2. The device as claimed in claim 1 in which said means for positioning said character electrode means comprises:

a disc made of electrically insulating material and rotatably mounted on a shaft; and

drive means for rotating said disc;

said character electrode means comprising: conductor character elements located on one face of said disc and means for connecting said elements to said source of AC Potential;

said disc being positioned relative to the outside surface of the second transparent element so that a selected character element on said disc will be moved by said drive means to contact said outside surface of the second transparent element and thereby ionize said gas to produce an illumination conforming to the shape of the selected character element.

3. The device as claimed in claim 1 in which said movable character electrode means comprises:

a flat planar insulating card having character-forming electrodes on one face thereof, with said electrodes being connected to said source of AC potential;

said means for positioning said character electrode means being holding means (like springs) for holding said card with the face having said character-forming electrodes thereon against the outside surface of the second transparent element to ionize the gas to produce an illumination conforming to the shape of the charactcr-fonning electrodes which are connected to the source of AC potential.

4. The device as claimed in claim 1 in which said first and second transparent elements are first and second tubes with each tube having one closed end and one open end, said second tube being smaller in diameter than the first tube and placed within the first tube in concentric relationship therewith, with said open ends being aligned and sealed together to form said chamber, with the inside surface of the first tube and the outside surface of the second tube forming the inside surfaces of said chamber;

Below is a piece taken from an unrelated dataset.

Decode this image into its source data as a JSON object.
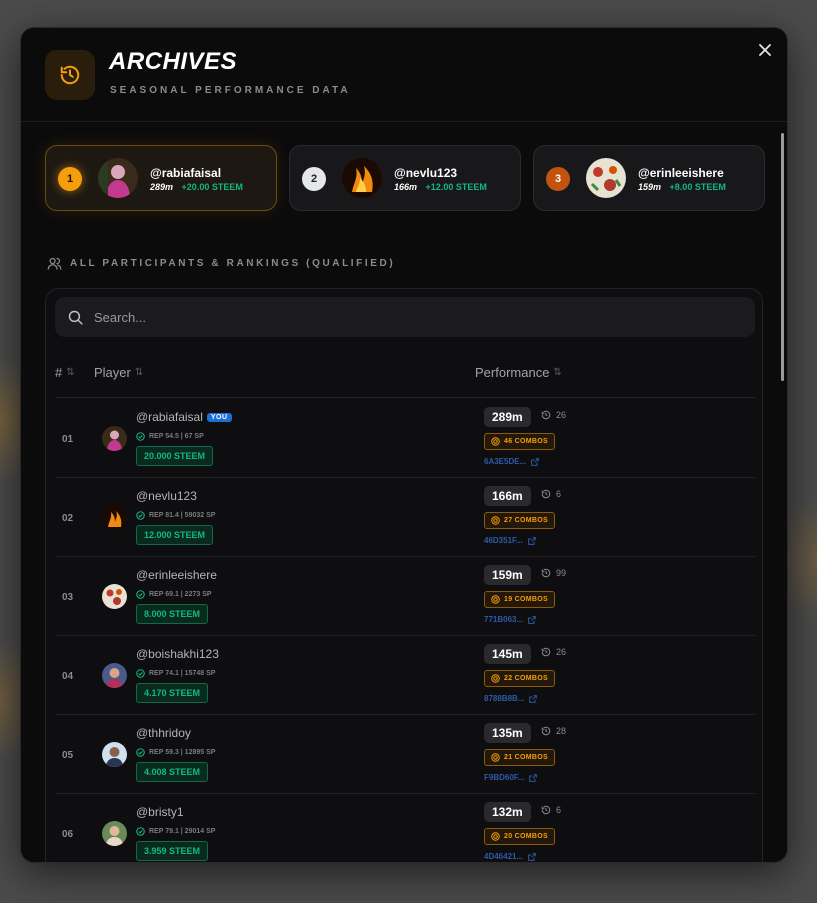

said movable character electrode means being positioned inside said second tube with said electrode means in contact with the inside surface of the second tube.

5. The device as claimed in claim 1 in which said first and second transparent elements are made of glass having a wall thickness of approximately 0.030 inch;

said gas being composed of more than 99 percent neon and less than 1 percent of nitrogen and argon;

said source of AC potential being approximately 450 volts having pulses of two microseconds duration with fifteen microseconds duration between successive pulses.

t i t t

Patent Citations
Cited PatentFiling datePublication dateApplicantTitle
US2004577 *Dec 15, 1932Jun 11, 1935Iris Licht G M B HProcess and apparatus for the production of luminous signs in electric gas dischargetubes
US3497751 *Sep 25, 1967Feb 24, 1970Burroughs CorpTransparent electrode and device using the same
Referenced by
Citing PatentFiling datePublication dateApplicantTitle
US4754199 *Mar 4, 1987Jun 28, 1988Parker William PSelf contained gas discharge display device
US4887003 *May 10, 1988Dec 12, 1989Parker William PScreen printable luminous panel display device
US4956577 *Aug 24, 1988Sep 11, 1990Parker William PInteractive luminous panel display device
US5126632 *Mar 15, 1991Jun 30, 1992Parker William PLuminous panel display device
US5198723 *Dec 11, 1989Mar 30, 1993Parker William PLuminous panel display device
US7457029 *Mar 16, 2007Nov 25, 2008Brother Kogyo Kabushiki KaishaMethod and apparatus for manufacturing display medium, and display medium
US7576906 *Oct 21, 2008Aug 18, 2009Brother Kogyo Kabushiki KaishaMethods and apparatus for manufacturing display medium, and display medium
US20070177249 *Mar 16, 2007Aug 2, 2007Brother Kogyo Kabushikiki KaishaMethod and apparatus for manufacturing display medium, and display medium
US20090059200 *Oct 21, 2008Mar 5, 2009Brother Kogyo Kabushiki KaishaMethods and apparatus for manufacturing display medium, and display medium
WO1989011159A1 *May 9, 1989Nov 16, 1989Parker William PDisplay device
WO2007006823A2 *Jun 13, 2006Jan 18, 2007Bermejo Alberto MartinIon signalling and lighting element comprising internal etching
WO2007006823A3 *Jun 13, 2006Apr 12, 2007Bermejo Alberto MartinIon signalling and lighting element comprising internal etching
Classifications
U.S. Classification315/166, 313/520, 345/76, 313/582
International ClassificationH01J17/49
Cooperative ClassificationH01J11/00
European ClassificationH01J11/00